The Prime Minister’s hugely ambitious plans for heat pumps must be backed by a major training programme and comprehensive technical support, according to manufacturer Lochinvar.
The Banbury-based company welcomed the 10-point plan announced by Boris Johnson for a ‘green industrial revolution’ that he hopes will create up to 250,000 new jobs in low carbon and renewable sectors.
He pledged to tackle energy efficiency in hospitals, schools, and other public buildings through the £1bn Public Sector Decarbonisation Scheme and extended the Green Homes Grant for homeowners by a year until March 2022. Heat pumps were highlighted by the Prime Minister as a key technology for delivering many of the government’s decarbonisation goals and he wants the industry to be installing 600,000 a year by 2028.
The Committee on Climate Change (CCC) had already set a target of one million a year by the 2030’s towards an eventual total of 19 million to achieve the government’s 2050 net zero target. However, according to the Heat Pump Association (HPA), just 30,000 will be installed this year rising to around 70,000 in 2021. Industry estimates suggest more than 17,000 new heat pump installers will be needed over the next decade if the government’s targets are to be met.
“The Prime Minister’s faith in heat pump technology is a huge morale boost to the industry,” said Lochinvar’s sales director Liam Elmore. “However, we are going to have to scale up very fast to turn vision into reality.”
As well as recruiting more people, there will also need to be much better awareness of how the technology works to ensure installations continue to achieve high performance and reduced carbon emissions throughout their operating life, Lochinvar added.

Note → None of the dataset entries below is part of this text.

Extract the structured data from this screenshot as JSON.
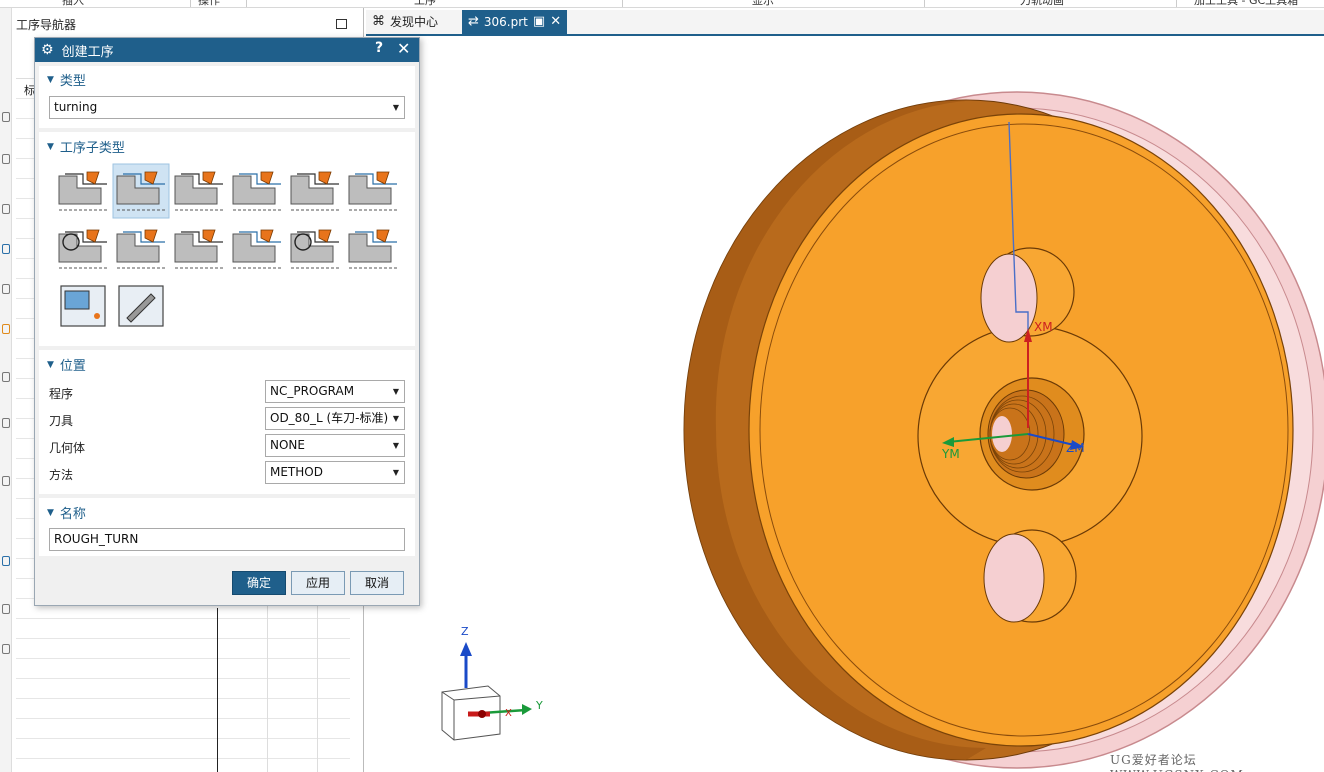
{
  "ribbon": {
    "items": [
      "插入",
      "操作",
      "工序",
      "显示",
      "刀轨动画",
      "加工工具 - GC工具箱"
    ]
  },
  "navigator": {
    "title": "工序导航器",
    "column_header": "标"
  },
  "tabs": [
    {
      "label": "发现中心",
      "icon": "discovery-icon"
    },
    {
      "label": "306.prt",
      "icon": "part-file-icon"
    }
  ],
  "dialog": {
    "title": "创建工序",
    "help": "?",
    "close": "✕",
    "sections": {
      "type": {
        "label": "类型",
        "value": "turning"
      },
      "subtype": {
        "label": "工序子类型",
        "selected_index": 1,
        "icons": [
          "facing-icon",
          "rough-turn-od-icon",
          "rough-back-turn-icon",
          "rough-bore-id-icon",
          "finish-turn-od-icon",
          "groove-od-icon",
          "center-line-drilling-icon",
          "thread-od-icon",
          "teach-mode-icon",
          "teach-mode-id-icon",
          "part-off-icon",
          "center-line-spotdrill-icon",
          "machine-control-icon",
          "user-defined-icon"
        ]
      },
      "location": {
        "label": "位置",
        "fields": [
          {
            "label": "程序",
            "value": "NC_PROGRAM"
          },
          {
            "label": "刀具",
            "value": "OD_80_L (车刀-标准)"
          },
          {
            "label": "几何体",
            "value": "NONE"
          },
          {
            "label": "方法",
            "value": "METHOD"
          }
        ]
      },
      "name": {
        "label": "名称",
        "value": "ROUGH_TURN"
      }
    },
    "buttons": {
      "ok": "确定",
      "apply": "应用",
      "cancel": "取消"
    }
  },
  "viewport": {
    "axes": {
      "xm": "XM",
      "ym": "YM",
      "zm": "ZM"
    },
    "triad": {
      "x": "X",
      "y": "Y",
      "z": "Z"
    },
    "watermark": "UG爱好者论坛 WWW.UGSNX.COM"
  },
  "colors": {
    "accent": "#1f5f8b",
    "part_orange": "#f5a43a",
    "stock_pink": "#f3c7c9"
  }
}
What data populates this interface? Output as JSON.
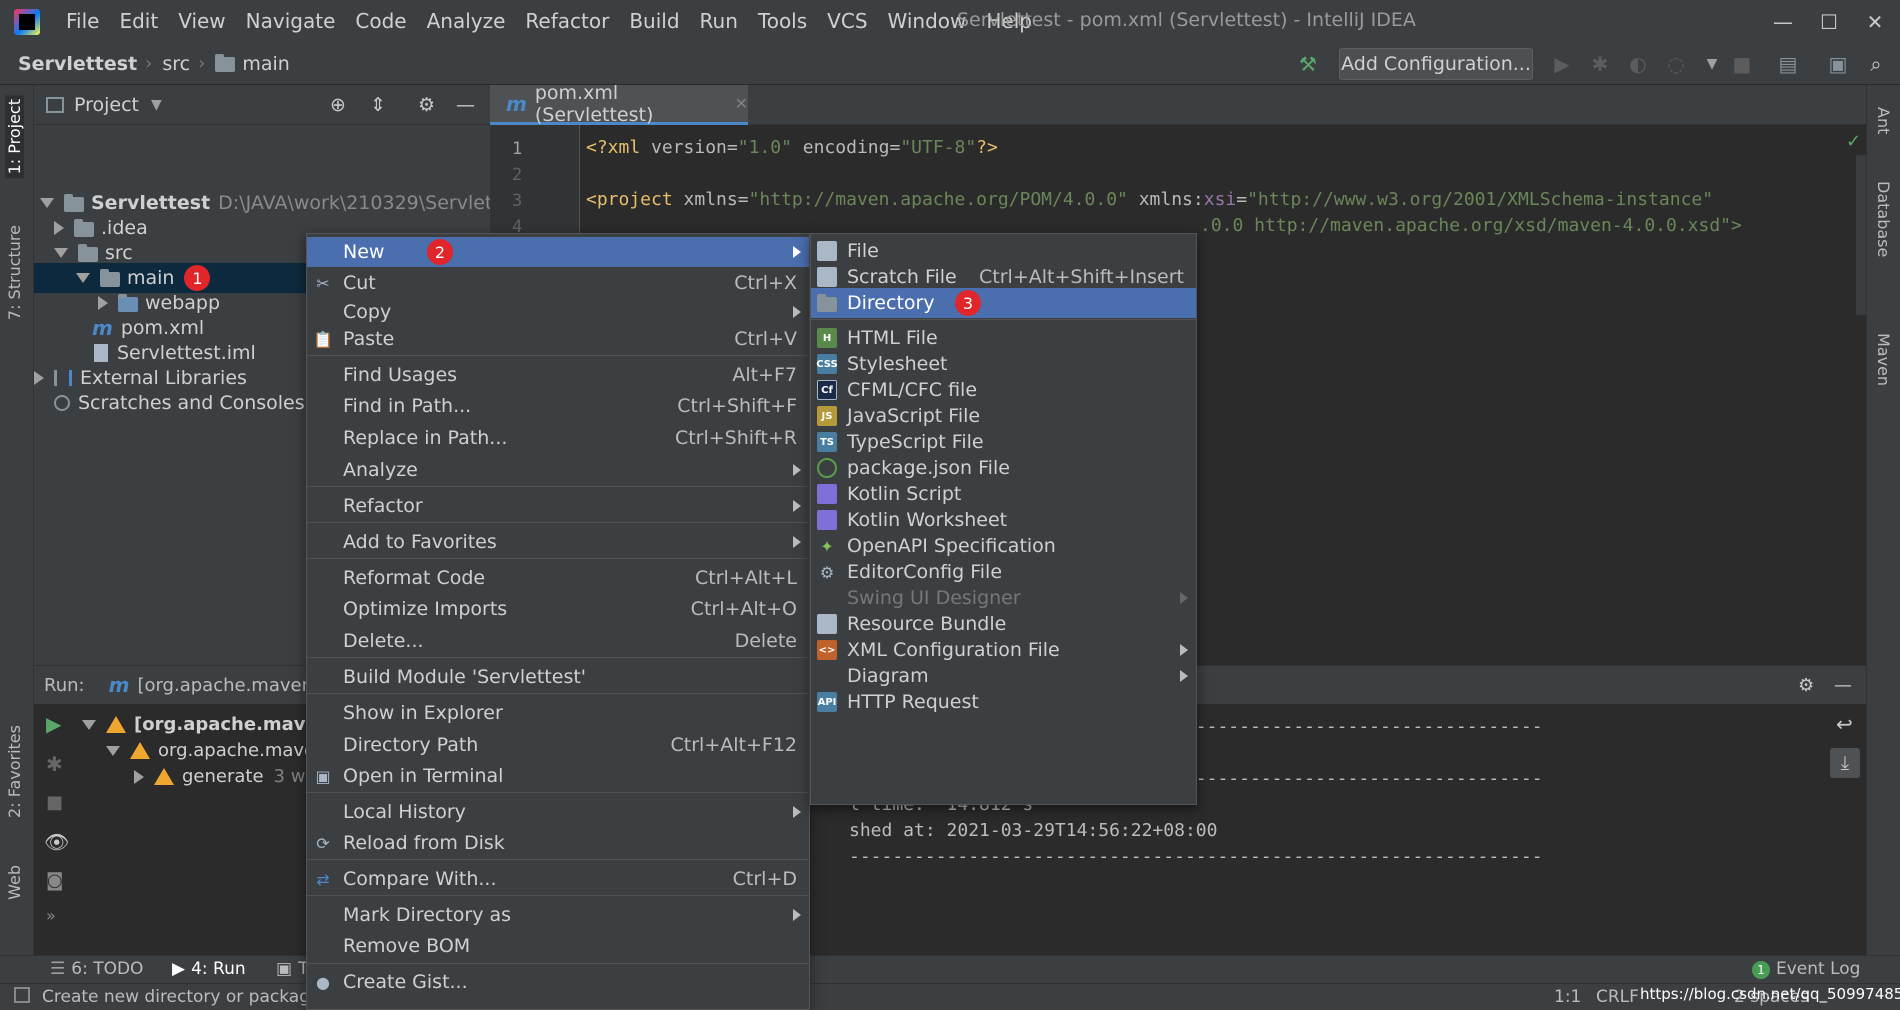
{
  "window": {
    "title": "Servlettest - pom.xml (Servlettest) - IntelliJ IDEA",
    "minimize": "—",
    "maximize": "☐",
    "close": "✕"
  },
  "menubar": [
    "File",
    "Edit",
    "View",
    "Navigate",
    "Code",
    "Analyze",
    "Refactor",
    "Build",
    "Run",
    "Tools",
    "VCS",
    "Window",
    "Help"
  ],
  "breadcrumb": {
    "project": "Servlettest",
    "src": "src",
    "main": "main"
  },
  "toolbar": {
    "add_configuration": "Add Configuration..."
  },
  "left_tools": {
    "project": "1: Project",
    "structure": "7: Structure",
    "favorites": "2: Favorites",
    "web": "Web"
  },
  "right_tools": {
    "ant": "Ant",
    "database": "Database",
    "maven": "Maven"
  },
  "project_panel": {
    "title": "Project",
    "tree": [
      {
        "label": "Servlettest",
        "path": "D:\\JAVA\\work\\210329\\Servlettest"
      },
      {
        "label": ".idea"
      },
      {
        "label": "src"
      },
      {
        "label": "main",
        "badge": "1"
      },
      {
        "label": "webapp"
      },
      {
        "label": "pom.xml"
      },
      {
        "label": "Servlettest.iml"
      },
      {
        "label": "External Libraries"
      },
      {
        "label": "Scratches and Consoles"
      }
    ]
  },
  "editor": {
    "tab": "pom.xml (Servlettest)",
    "line_numbers": [
      "1",
      "2",
      "3",
      "4"
    ],
    "line1": {
      "a": "<?xml ",
      "b": "version",
      "c": "=",
      "d": "\"1.0\"",
      "e": " encoding",
      "f": "=",
      "g": "\"UTF-8\"",
      "h": "?>"
    },
    "line3": {
      "a": "<project ",
      "b": "xmlns",
      "c": "=",
      "d": "\"http://maven.apache.org/POM/4.0.0\"",
      "e": " xmlns:",
      "f": "xsi",
      "g": "=",
      "h": "\"http://www.w3.org/2001/XMLSchema-instance\""
    },
    "line4": ".0.0 http://maven.apache.org/xsd/maven-4.0.0.xsd\">"
  },
  "run_panel": {
    "label": "Run:",
    "tab": "[org.apache.maven.",
    "rows": [
      {
        "label": "[org.apache.maven"
      },
      {
        "label": "org.apache.mave"
      },
      {
        "label": "generate",
        "suffix": "3 w"
      }
    ],
    "console": [
      "----------------------------------------------------------------",
      "----------------------------------------------------------------",
      "l time:  14.812 s",
      "shed at: 2021-03-29T14:56:22+08:00",
      "----------------------------------------------------------------"
    ]
  },
  "bottom_tabs": {
    "todo": "6: TODO",
    "run": "4: Run",
    "terminal": "T",
    "event_log": "Event Log",
    "event_count": "1"
  },
  "statusbar": {
    "message": "Create new directory or packag",
    "position": "1:1",
    "line_sep": "CRLF",
    "watermark": "https://blog.csdn.net/qq_50997485",
    "spaces": "2 spaces"
  },
  "context_menu": [
    {
      "label": "New",
      "badge": "2",
      "arrow": true
    },
    {
      "label": "Cut",
      "shortcut": "Ctrl+X"
    },
    {
      "label": "Copy",
      "arrow": true
    },
    {
      "label": "Paste",
      "shortcut": "Ctrl+V"
    },
    {
      "label": "Find Usages",
      "shortcut": "Alt+F7"
    },
    {
      "label": "Find in Path...",
      "shortcut": "Ctrl+Shift+F"
    },
    {
      "label": "Replace in Path...",
      "shortcut": "Ctrl+Shift+R"
    },
    {
      "label": "Analyze",
      "arrow": true
    },
    {
      "label": "Refactor",
      "arrow": true
    },
    {
      "label": "Add to Favorites",
      "arrow": true
    },
    {
      "label": "Reformat Code",
      "shortcut": "Ctrl+Alt+L"
    },
    {
      "label": "Optimize Imports",
      "shortcut": "Ctrl+Alt+O"
    },
    {
      "label": "Delete...",
      "shortcut": "Delete"
    },
    {
      "label": "Build Module 'Servlettest'"
    },
    {
      "label": "Show in Explorer"
    },
    {
      "label": "Directory Path",
      "shortcut": "Ctrl+Alt+F12"
    },
    {
      "label": "Open in Terminal"
    },
    {
      "label": "Local History",
      "arrow": true
    },
    {
      "label": "Reload from Disk"
    },
    {
      "label": "Compare With...",
      "shortcut": "Ctrl+D"
    },
    {
      "label": "Mark Directory as",
      "arrow": true
    },
    {
      "label": "Remove BOM"
    },
    {
      "label": "Create Gist..."
    }
  ],
  "submenu": [
    {
      "label": "File"
    },
    {
      "label": "Scratch File",
      "shortcut": "Ctrl+Alt+Shift+Insert"
    },
    {
      "label": "Directory",
      "badge": "3"
    },
    {
      "label": "HTML File"
    },
    {
      "label": "Stylesheet"
    },
    {
      "label": "CFML/CFC file"
    },
    {
      "label": "JavaScript File"
    },
    {
      "label": "TypeScript File"
    },
    {
      "label": "package.json File"
    },
    {
      "label": "Kotlin Script"
    },
    {
      "label": "Kotlin Worksheet"
    },
    {
      "label": "OpenAPI Specification"
    },
    {
      "label": "EditorConfig File"
    },
    {
      "label": "Swing UI Designer"
    },
    {
      "label": "Resource Bundle"
    },
    {
      "label": "XML Configuration File"
    },
    {
      "label": "Diagram"
    },
    {
      "label": "HTTP Request"
    }
  ],
  "colors": {
    "accent": "#4b6eaf",
    "badge": "#e0262a",
    "panel": "#3c3f41",
    "editor": "#2b2b2b"
  }
}
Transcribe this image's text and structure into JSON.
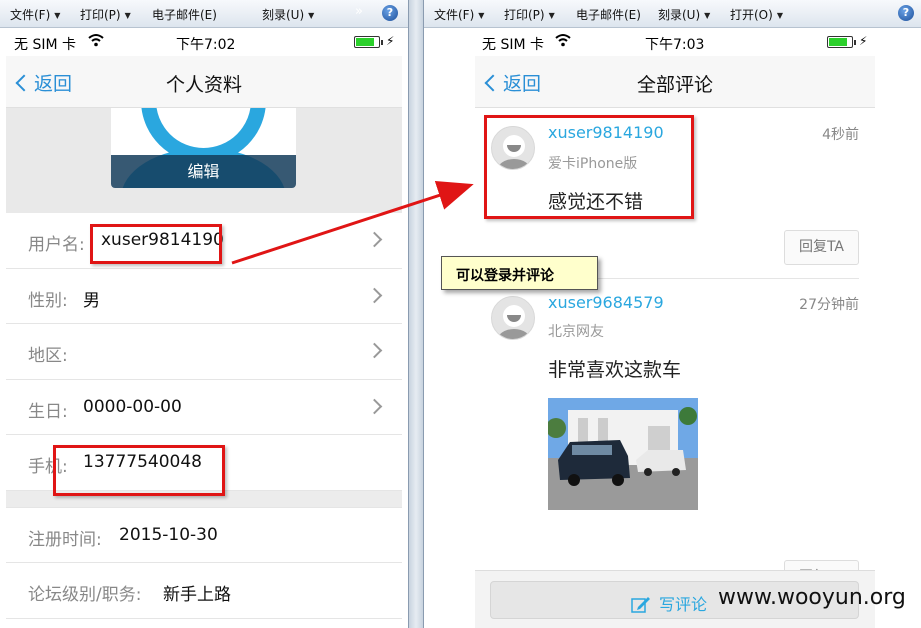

“The building services sector has talked about the benefits a ’whole system’ approach for many years, but it has not yet been universally adopted because it requires everyone in the supply chain to look for long-term value rather than short-term capital cost savings,” said Liam. “That complete approach is particularly important in heat pump projects.
“Heat pumps can achieve CoP’s comfortably above four and five depending on the application and climatic conditions, but only if they are properly designed, installed, commissioned and maintained. There are particular challenges around designing heating systems that operate at low temperatures and this is not widely understood – even by many already in the industry,” he added.
Illustrating the ability of heat pumps to work as part of integrated whole building – and even whole community – systems will also be important, according to Lochinvar. Heat pumps work very well in tandem with other energy efficient technologies like condensing boilers and water heaters to maximise energy and carbon savings – and can be particularly effective where building owners are looking to upgrade their systems. Liam Elmore believes heat pumps could play an even bigger part in reducing carbon emissions if they are also used more widely in distributed heat networks for homes, public sector buildings, shops, offices, hospitals, and many others.
“Properly supported, heat pumps have an exciting and potentially unlimited future as an enabling technology able to unlock major system savings across a range of buildings and facilities,” he said.